To bump their home record above .500, the Dream will have to do so at an unusual time for a weekday: noon. Though they will have to contend with the early tip-off to accommodate a "Kid's Day" promotion, the Dream's star guard-forward, Angel McCoughtry, was not concerned.
"Basketball is basketball," she said. "It doesn't matter what time it is. You still have to go out and play."
Meadors shared McCoughtry's thoughts, downplaying that the start time would pose problems. What Meadors didn't like was that her team lost a day to prepare for the Fever. After a 10-point win at New York Sunday, the Dream could not make it back to Atlanta until Monday, costing them the chance to walk-through the Fever's offensive and defensive systems. Instead, the team studied Indiana's film.
One positive is that McCoughtry said her left knee sprain is "feeling a lot better" than last week.
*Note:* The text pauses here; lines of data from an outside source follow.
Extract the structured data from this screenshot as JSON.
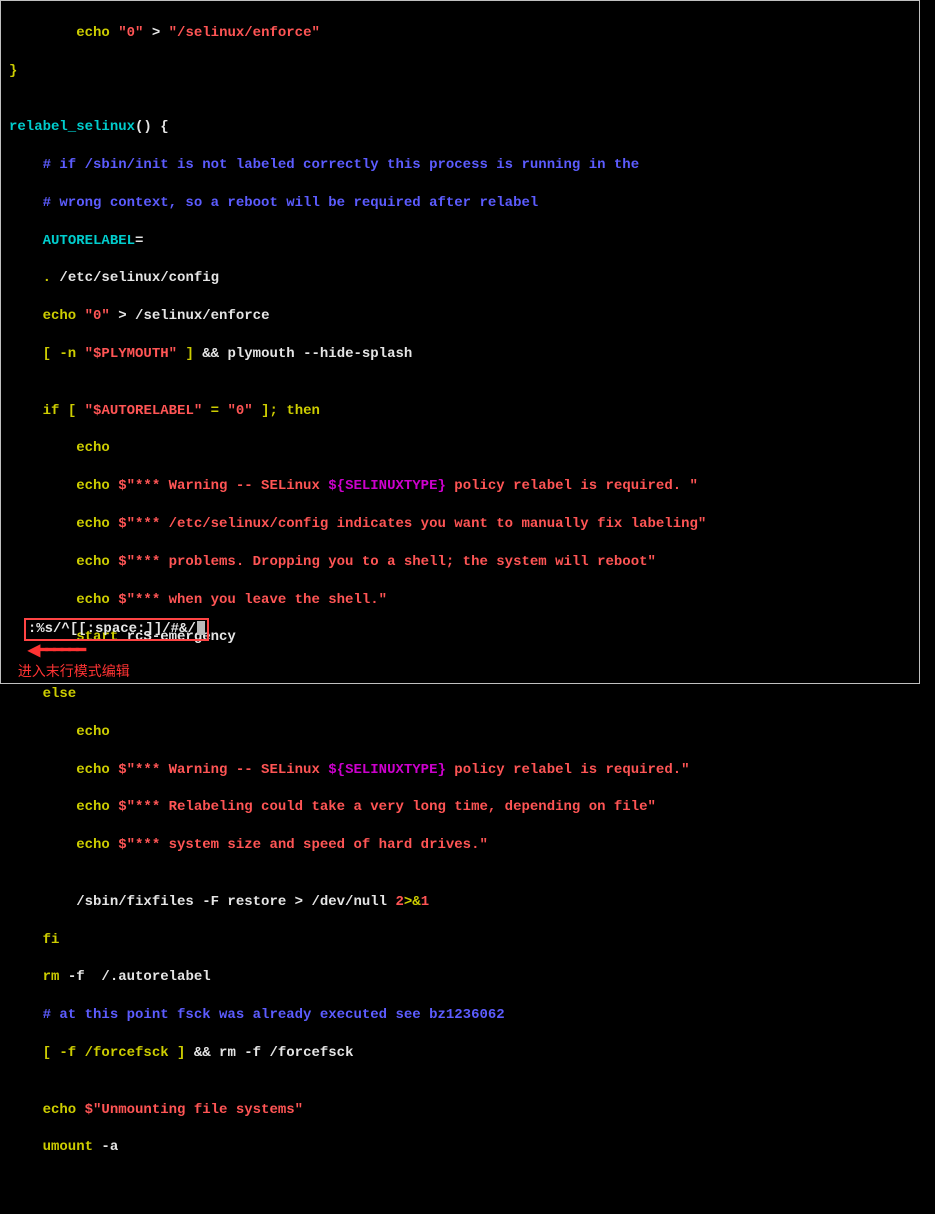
{
  "code": {
    "l1a": "        echo ",
    "l1b": "\"0\"",
    "l1c": " > ",
    "l1d": "\"/selinux/enforce\"",
    "l2": "}",
    "l3": "",
    "l4a": "relabel_selinux",
    "l4b": "() {",
    "l5": "    # if /sbin/init is not labeled correctly this process is running in the",
    "l6": "    # wrong context, so a reboot will be required after relabel",
    "l7a": "    ",
    "l7b": "AUTORELABEL",
    "l7c": "=",
    "l8a": "    .",
    "l8b": " /etc/selinux/config",
    "l9a": "    echo ",
    "l9b": "\"0\"",
    "l9c": " > /selinux/enforce",
    "l10a": "    [ -n ",
    "l10b": "\"$PLYMOUTH\"",
    "l10c": " ] ",
    "l10d": "&&",
    "l10e": " plymouth --hide-splash",
    "l11": "",
    "l12a": "    if",
    "l12b": " [ ",
    "l12c": "\"$AUTORELABEL\"",
    "l12d": " = ",
    "l12e": "\"0\"",
    "l12f": " ]; ",
    "l12g": "then",
    "l13": "        echo",
    "l14a": "        echo ",
    "l14b": "$\"*** Warning -- SELinux ",
    "l14c": "${SELINUXTYPE}",
    "l14d": " policy relabel is required. \"",
    "l15a": "        echo ",
    "l15b": "$\"*** /etc/selinux/config indicates you want to manually fix labeling\"",
    "l16a": "        echo ",
    "l16b": "$\"*** problems. Dropping you to a shell; the system will reboot\"",
    "l17a": "        echo ",
    "l17b": "$\"*** when you leave the shell.\"",
    "l18a": "        start",
    "l18b": " rcS-emergency",
    "l19": "",
    "l20": "    else",
    "l21": "        echo",
    "l22a": "        echo ",
    "l22b": "$\"*** Warning -- SELinux ",
    "l22c": "${SELINUXTYPE}",
    "l22d": " policy relabel is required.\"",
    "l23a": "        echo ",
    "l23b": "$\"*** Relabeling could take a very long time, depending on file\"",
    "l24a": "        echo ",
    "l24b": "$\"*** system size and speed of hard drives.\"",
    "l25": "",
    "l26a": "        /sbin/fixfiles -F restore > /dev/null ",
    "l26b": "2",
    "l26c": ">&",
    "l26d": "1",
    "l27": "    fi",
    "l28a": "    rm",
    "l28b": " -f  /.autorelabel",
    "l29": "    # at this point fsck was already executed see bz1236062",
    "l30a": "    [ -f /forcefsck ] ",
    "l30b": "&&",
    "l30c": " rm -f /forcefsck",
    "l31": "",
    "l32a": "    echo ",
    "l32b": "$\"Unmounting file systems\"",
    "l33a": "    umount",
    "l33b": " -a"
  },
  "command": ":%s/^[[:space:]]/#&/",
  "annotation": "进入末行模式编辑"
}
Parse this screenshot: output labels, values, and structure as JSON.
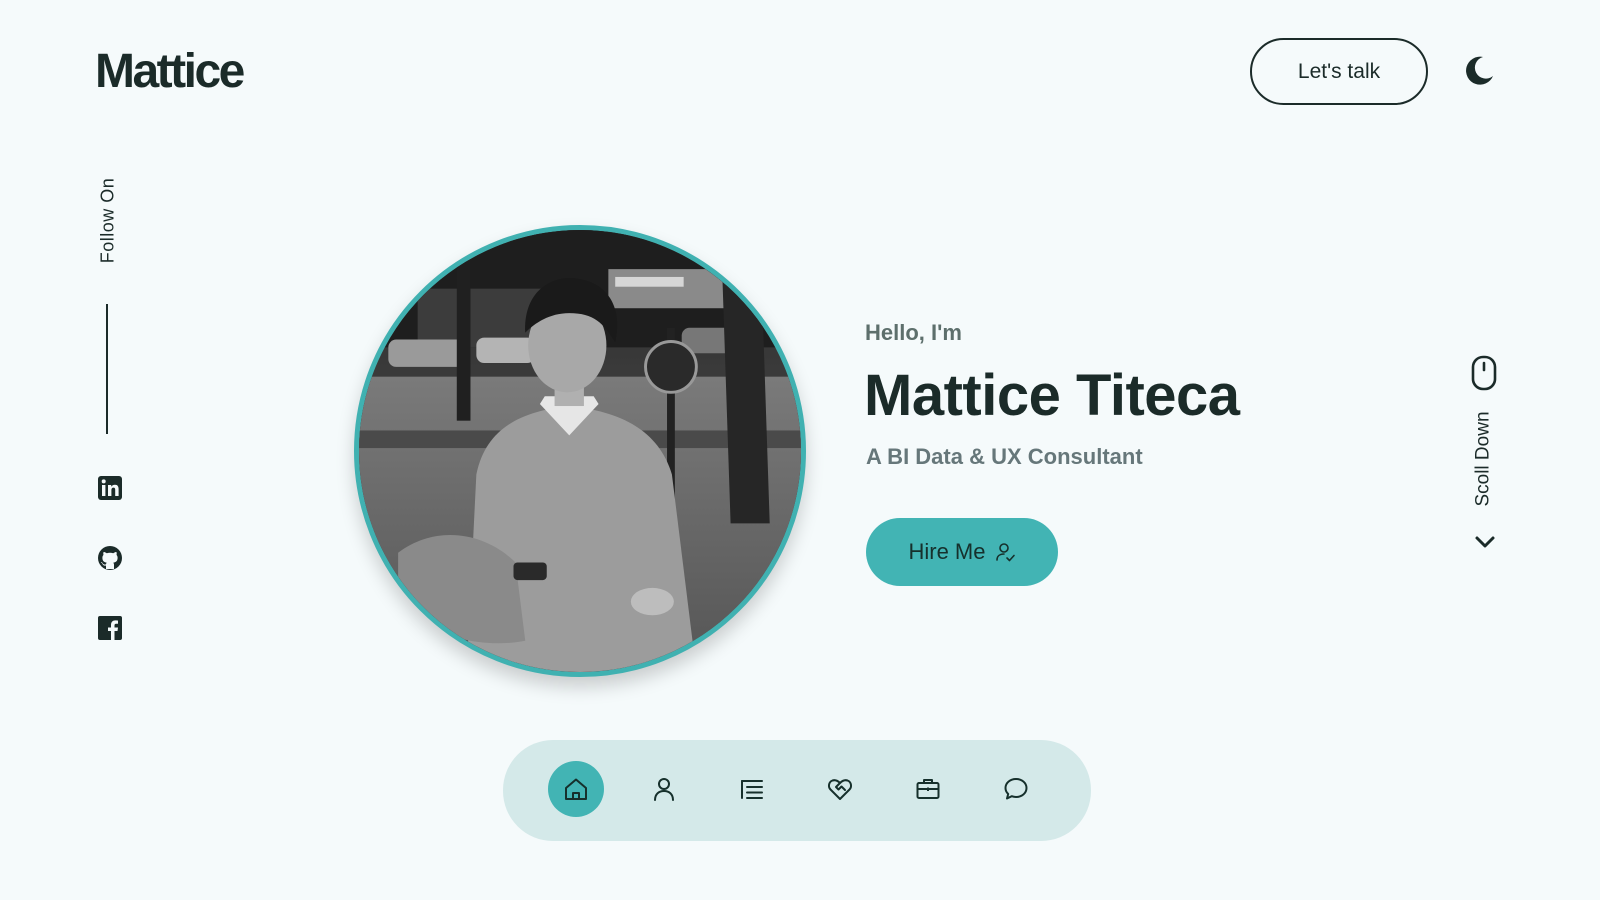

She also admitted that the injury may have been a blessing in disguise, since extra conditioning work has her in better shape than before. And it's helped buttress her skills on the court as well.
"Honestly, if I hadn't hurt my knee, I wouldn't have been doing all that extra work I've been doing now," she said, "and it's really improving my game."
Dream to stay active despite Olympic break
Just because McCoughtry and Meadors will head off to London to join the U.S. Olympic team doesn't mean the rest of the Dream will sit around and await their return. Meadors said the rest of the team will be involved in community relations during the four-week Olympic break.
According to Meadors, the WNBA allows half of the team's players to go on vacation for the first week while the rest remain in Atlanta for community events and individual training. The halves then switch roles the following week. The final two weeks will include preparation for resuming regular-season play. The Dream's first game after the break will be at Chicago on Aug. 17.